Knowledgeable Narratives: The Art of Corporate Storytelling
In today’s world of rapid communication and endless information, one important element is often absent. People long for a sense of true connection.
For some it’s connection to their community, for others a connection to a greater set of ideals, but in general, all people want to feel personal connection to at least some of the information constantly bombarding them. Communication without personal connection is just noise.
In business, this connection void creates an immense opportunity to relay the purpose and goals of a company in a meaningful way. However, according to acclaimed Pakistani writer Mohsin Hamid, the yearning for connection yields an even more exciting business opportunity.
It allows companies to share their personal stories.
Fast Company magazine’s May 1st article, “Why Companies Need Novelists,” explores Hamid’s thoughts on personal narratives and how critical they are to a company’s survival.
In the article, Hamid discusses the growing interest in corporate storytelling; how writers and journalists alike are becoming increasingly drafted into the corporate makeup.
“Stories are fundamental to how we think about the world,” he says. “Nelson Mandela told a story about what post-apartheid Africa could look like. That story was persuasive enough to promote change, and it became reality. JFK told a story about putting man on the Moon, and it inspired people and came to pass. These types of huge events were built on stories.”
Today, most companies are familiar with basic storytelling. From public relations, to advertisement, to simple press releases, companies generally know how to craft a clear message.
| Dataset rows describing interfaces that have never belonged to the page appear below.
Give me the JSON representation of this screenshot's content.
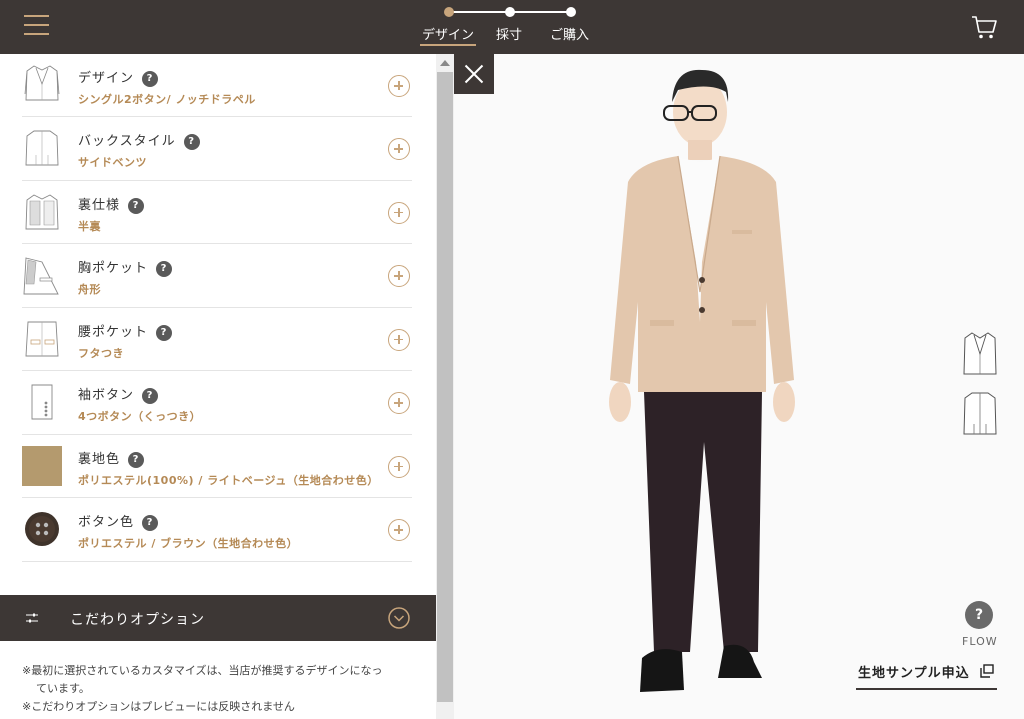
{
  "header": {
    "steps": [
      {
        "label": "デザイン",
        "active": true
      },
      {
        "label": "採寸",
        "active": false
      },
      {
        "label": "ご購入",
        "active": false
      }
    ],
    "accent_color": "#c8a57c",
    "bar_color": "#3d3735"
  },
  "design_options": [
    {
      "title": "デザイン",
      "value": "シングル2ボタン/ ノッチドラペル",
      "icon": "jacket-front-icon"
    },
    {
      "title": "バックスタイル",
      "value": "サイドベンツ",
      "icon": "jacket-back-icon"
    },
    {
      "title": "裏仕様",
      "value": "半裏",
      "icon": "jacket-lining-icon"
    },
    {
      "title": "胸ポケット",
      "value": "舟形",
      "icon": "chest-pocket-icon"
    },
    {
      "title": "腰ポケット",
      "value": "フタつき",
      "icon": "waist-pocket-icon"
    },
    {
      "title": "袖ボタン",
      "value": "4つボタン（くっつき）",
      "icon": "sleeve-button-icon"
    },
    {
      "title": "裏地色",
      "value": "ポリエステル(100%) / ライトベージュ（生地合わせ色）",
      "icon": "lining-swatch",
      "swatch_color": "#b49a6e"
    },
    {
      "title": "ボタン色",
      "value": "ポリエステル / ブラウン（生地合わせ色）",
      "icon": "button-swatch",
      "swatch_color": "#4a3a30"
    }
  ],
  "help_symbol": "?",
  "option_bar": {
    "label": "こだわりオプション"
  },
  "notes": [
    "※最初に選択されているカスタマイズは、当店が推奨するデザインになっ",
    "ています。",
    "※こだわりオプションはプレビューには反映されません"
  ],
  "preview": {
    "flow_symbol": "?",
    "flow_label": "FLOW",
    "sample_label": "生地サンプル申込"
  }
}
However, Hamid says that while those skills are important, many companies lack the drive or direction to articulate their internal story.
Hamid isn’t simply talking about case studies that pitch tales of corporate success and prowess to an adoring customer base. Instead, he makes the case for telling stories that matter to the Company’s most faithful…its employees. Hamid says a unifying narrative that all employees can grasp will ultimately help them work more creatively and independently – which he argues are necessities in today’s company structures.
“The exercise of storytelling is a creative way to think about strategy,” Hamid said.
Hamid also underscores the importance of when to relay internal stories and how to maximize their efficiency. He cites three stages in a company’s “life cycle” when leaders should be most aware of their overall corporate narrative.
- One: When a company begins – “If you’re a new company, or if you’re a company entering entirely new territory, you have to explain what you are internally, because nobody knows.”
- Two: When new leaders arrive or a company is acquired – “After that event, storytelling is very important to articulate a new direction.”
- Three: When a company (inevitably) has difficulty growing in the way it wants to – “Companies that have a legacy but can’t see where the future growth is coming from very often have a heightened awareness of story, because they need to articulate the way out of what seems to be decline.”
The Fast Company article goes on to list several of Hamid’s tips for the successful relaying of a corporate narrative, the most important of which is to hire writers, storytellers, and novelists to help relay a company’s internal story.
“The storytelling impulse is something that exists in many of us, most of us, maybe all of us,” Hamid said. “But in some, it exists very, very strongly; so strongly they choose to go into professions like being a novelist, being a storyteller.”
Though companies may not all feel as though they have a place for designated storytellers and the literarily inclined, Hamid says bringing different types of skillsets and people to the table can only strengthen a business.
After all, the more diverse the corporate makeup, the greater chance the corporate narrative has to resonate.